Could you reproduce all of these records exactly?

START Material provided

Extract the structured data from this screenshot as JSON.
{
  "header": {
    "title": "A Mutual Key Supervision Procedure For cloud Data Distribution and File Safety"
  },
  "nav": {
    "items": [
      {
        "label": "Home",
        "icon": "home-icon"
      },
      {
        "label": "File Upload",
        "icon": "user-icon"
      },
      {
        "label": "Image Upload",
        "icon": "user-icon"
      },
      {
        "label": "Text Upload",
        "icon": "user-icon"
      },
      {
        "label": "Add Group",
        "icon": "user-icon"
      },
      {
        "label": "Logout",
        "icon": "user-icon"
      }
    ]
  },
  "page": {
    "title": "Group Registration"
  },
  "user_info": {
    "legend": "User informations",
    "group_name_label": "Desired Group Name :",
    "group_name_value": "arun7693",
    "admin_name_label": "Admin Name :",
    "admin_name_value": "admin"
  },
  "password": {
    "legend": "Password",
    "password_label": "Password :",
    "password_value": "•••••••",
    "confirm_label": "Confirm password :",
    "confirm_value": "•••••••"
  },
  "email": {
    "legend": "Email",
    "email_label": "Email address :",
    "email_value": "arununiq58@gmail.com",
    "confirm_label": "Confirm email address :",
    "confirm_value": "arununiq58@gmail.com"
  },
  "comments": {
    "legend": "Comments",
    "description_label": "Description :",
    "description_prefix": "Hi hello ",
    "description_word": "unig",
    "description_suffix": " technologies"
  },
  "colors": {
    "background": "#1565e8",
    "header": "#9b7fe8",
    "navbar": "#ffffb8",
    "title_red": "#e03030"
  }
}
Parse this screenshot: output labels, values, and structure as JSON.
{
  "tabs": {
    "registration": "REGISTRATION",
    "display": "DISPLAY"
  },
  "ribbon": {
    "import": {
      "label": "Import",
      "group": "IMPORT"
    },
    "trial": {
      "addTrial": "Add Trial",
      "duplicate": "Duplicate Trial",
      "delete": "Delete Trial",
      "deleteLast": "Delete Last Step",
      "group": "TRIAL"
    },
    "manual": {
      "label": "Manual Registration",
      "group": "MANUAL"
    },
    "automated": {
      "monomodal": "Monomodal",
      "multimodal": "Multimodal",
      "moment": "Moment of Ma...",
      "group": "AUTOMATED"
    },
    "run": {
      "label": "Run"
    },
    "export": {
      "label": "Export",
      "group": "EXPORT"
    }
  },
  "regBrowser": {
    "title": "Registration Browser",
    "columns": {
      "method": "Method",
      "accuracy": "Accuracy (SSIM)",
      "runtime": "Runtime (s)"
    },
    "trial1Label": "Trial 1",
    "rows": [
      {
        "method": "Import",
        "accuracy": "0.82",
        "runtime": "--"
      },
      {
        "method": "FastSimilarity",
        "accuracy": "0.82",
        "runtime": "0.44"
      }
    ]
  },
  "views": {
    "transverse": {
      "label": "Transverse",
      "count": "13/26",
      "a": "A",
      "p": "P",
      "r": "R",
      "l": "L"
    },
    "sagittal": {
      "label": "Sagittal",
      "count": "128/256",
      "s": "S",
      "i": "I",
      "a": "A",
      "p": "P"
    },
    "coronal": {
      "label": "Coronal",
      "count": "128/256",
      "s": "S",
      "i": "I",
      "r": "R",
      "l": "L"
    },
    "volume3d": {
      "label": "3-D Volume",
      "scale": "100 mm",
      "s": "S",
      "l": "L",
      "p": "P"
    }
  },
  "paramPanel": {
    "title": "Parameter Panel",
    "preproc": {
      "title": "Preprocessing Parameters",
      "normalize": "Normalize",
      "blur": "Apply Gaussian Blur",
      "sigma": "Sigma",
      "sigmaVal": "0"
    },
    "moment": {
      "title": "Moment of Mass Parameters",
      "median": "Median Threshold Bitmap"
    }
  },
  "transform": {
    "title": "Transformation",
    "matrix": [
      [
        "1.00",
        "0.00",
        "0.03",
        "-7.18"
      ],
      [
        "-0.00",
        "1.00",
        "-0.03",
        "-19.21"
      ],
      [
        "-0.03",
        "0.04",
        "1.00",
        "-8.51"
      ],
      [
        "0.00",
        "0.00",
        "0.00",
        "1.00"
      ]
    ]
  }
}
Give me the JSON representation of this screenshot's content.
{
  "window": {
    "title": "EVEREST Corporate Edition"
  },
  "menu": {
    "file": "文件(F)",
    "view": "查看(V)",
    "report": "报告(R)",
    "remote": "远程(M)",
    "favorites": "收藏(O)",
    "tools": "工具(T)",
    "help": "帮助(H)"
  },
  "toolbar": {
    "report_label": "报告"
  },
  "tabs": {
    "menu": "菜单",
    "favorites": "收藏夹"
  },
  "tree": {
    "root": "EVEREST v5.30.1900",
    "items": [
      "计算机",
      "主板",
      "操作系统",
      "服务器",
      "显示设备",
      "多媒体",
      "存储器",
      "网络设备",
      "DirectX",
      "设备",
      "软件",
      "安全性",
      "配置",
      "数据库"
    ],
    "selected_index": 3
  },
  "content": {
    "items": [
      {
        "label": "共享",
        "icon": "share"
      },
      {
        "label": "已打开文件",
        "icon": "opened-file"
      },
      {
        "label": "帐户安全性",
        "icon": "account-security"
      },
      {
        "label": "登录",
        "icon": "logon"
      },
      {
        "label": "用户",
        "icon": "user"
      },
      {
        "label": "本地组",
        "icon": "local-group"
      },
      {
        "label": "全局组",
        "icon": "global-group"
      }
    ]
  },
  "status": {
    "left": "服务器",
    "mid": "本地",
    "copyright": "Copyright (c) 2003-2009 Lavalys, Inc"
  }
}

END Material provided

Worked solution:
Extract the structured data from this screenshot as JSON.
{
  "header": {
    "title": "A Mutual Key Supervision Procedure For cloud Data Distribution and File Safety"
  },
  "nav": {
    "items": [
      {
        "label": "Home",
        "icon": "home-icon"
      },
      {
        "label": "File Upload",
        "icon": "user-icon"
      },
      {
        "label": "Image Upload",
        "icon": "user-icon"
      },
      {
        "label": "Text Upload",
        "icon": "user-icon"
      },
      {
        "label": "Add Group",
        "icon": "user-icon"
      },
      {
        "label": "Logout",
        "icon": "user-icon"
      }
    ]
  },
  "page": {
    "title": "Group Registration"
  },
  "user_info": {
    "legend": "User informations",
    "group_name_label": "Desired Group Name :",
    "group_name_value": "arun7693",
    "admin_name_label": "Admin Name :",
    "admin_name_value": "admin"
  },
  "password": {
    "legend": "Password",
    "password_label": "Password :",
    "password_value": "•••••••",
    "confirm_label": "Confirm password :",
    "confirm_value": "•••••••"
  },
  "email": {
    "legend": "Email",
    "email_label": "Email address :",
    "email_value": "arununiq58@gmail.com",
    "confirm_label": "Confirm email address :",
    "confirm_value": "arununiq58@gmail.com"
  },
  "comments": {
    "legend": "Comments",
    "description_label": "Description :",
    "description_prefix": "Hi hello ",
    "description_word": "unig",
    "description_suffix": " technologies"
  },
  "colors": {
    "background": "#1565e8",
    "header": "#9b7fe8",
    "navbar": "#ffffb8",
    "title_red": "#e03030"
  }
}
Parse this screenshot: output labels, values, and structure as JSON.
{
  "tabs": {
    "registration": "REGISTRATION",
    "display": "DISPLAY"
  },
  "ribbon": {
    "import": {
      "label": "Import",
      "group": "IMPORT"
    },
    "trial": {
      "addTrial": "Add Trial",
      "duplicate": "Duplicate Trial",
      "delete": "Delete Trial",
      "deleteLast": "Delete Last Step",
      "group": "TRIAL"
    },
    "manual": {
      "label": "Manual Registration",
      "group": "MANUAL"
    },
    "automated": {
      "monomodal": "Monomodal",
      "multimodal": "Multimodal",
      "moment": "Moment of Ma...",
      "group": "AUTOMATED"
    },
    "run": {
      "label": "Run"
    },
    "export": {
      "label": "Export",
      "group": "EXPORT"
    }
  },
  "regBrowser": {
    "title": "Registration Browser",
    "columns": {
      "method": "Method",
      "accuracy": "Accuracy (SSIM)",
      "runtime": "Runtime (s)"
    },
    "trial1Label": "Trial 1",
    "rows": [
      {
        "method": "Import",
        "accuracy": "0.82",
        "runtime": "--"
      },
      {
        "method": "FastSimilarity",
        "accuracy": "0.82",
        "runtime": "0.44"
      }
    ]
  },
  "views": {
    "transverse": {
      "label": "Transverse",
      "count": "13/26",
      "a": "A",
      "p": "P",
      "r": "R",
      "l": "L"
    },
    "sagittal": {
      "label": "Sagittal",
      "count": "128/256",
      "s": "S",
      "i": "I",
      "a": "A",
      "p": "P"
    },
    "coronal": {
      "label": "Coronal",
      "count": "128/256",
      "s": "S",
      "i": "I",
      "r": "R",
      "l": "L"
    },
    "volume3d": {
      "label": "3-D Volume",
      "scale": "100 mm",
      "s": "S",
      "l": "L",
      "p": "P"
    }
  },
  "paramPanel": {
    "title": "Parameter Panel",
    "preproc": {
      "title": "Preprocessing Parameters",
      "normalize": "Normalize",
      "blur": "Apply Gaussian Blur",
      "sigma": "Sigma",
      "sigmaVal": "0"
    },
    "moment": {
      "title": "Moment of Mass Parameters",
      "median": "Median Threshold Bitmap"
    }
  },
  "transform": {
    "title": "Transformation",
    "matrix": [
      [
        "1.00",
        "0.00",
        "0.03",
        "-7.18"
      ],
      [
        "-0.00",
        "1.00",
        "-0.03",
        "-19.21"
      ],
      [
        "-0.03",
        "0.04",
        "1.00",
        "-8.51"
      ],
      [
        "0.00",
        "0.00",
        "0.00",
        "1.00"
      ]
    ]
  }
}
Give me the JSON representation of this screenshot's content.
{
  "window": {
    "title": "EVEREST Corporate Edition"
  },
  "menu": {
    "file": "文件(F)",
    "view": "查看(V)",
    "report": "报告(R)",
    "remote": "远程(M)",
    "favorites": "收藏(O)",
    "tools": "工具(T)",
    "help": "帮助(H)"
  },
  "toolbar": {
    "report_label": "报告"
  },
  "tabs": {
    "menu": "菜单",
    "favorites": "收藏夹"
  },
  "tree": {
    "root": "EVEREST v5.30.1900",
    "items": [
      "计算机",
      "主板",
      "操作系统",
      "服务器",
      "显示设备",
      "多媒体",
      "存储器",
      "网络设备",
      "DirectX",
      "设备",
      "软件",
      "安全性",
      "配置",
      "数据库"
    ],
    "selected_index": 3
  },
  "content": {
    "items": [
      {
        "label": "共享",
        "icon": "share"
      },
      {
        "label": "已打开文件",
        "icon": "opened-file"
      },
      {
        "label": "帐户安全性",
        "icon": "account-security"
      },
      {
        "label": "登录",
        "icon": "logon"
      },
      {
        "label": "用户",
        "icon": "user"
      },
      {
        "label": "本地组",
        "icon": "local-group"
      },
      {
        "label": "全局组",
        "icon": "global-group"
      }
    ]
  },
  "status": {
    "left": "服务器",
    "mid": "本地",
    "copyright": "Copyright (c) 2003-2009 Lavalys, Inc"
  }
}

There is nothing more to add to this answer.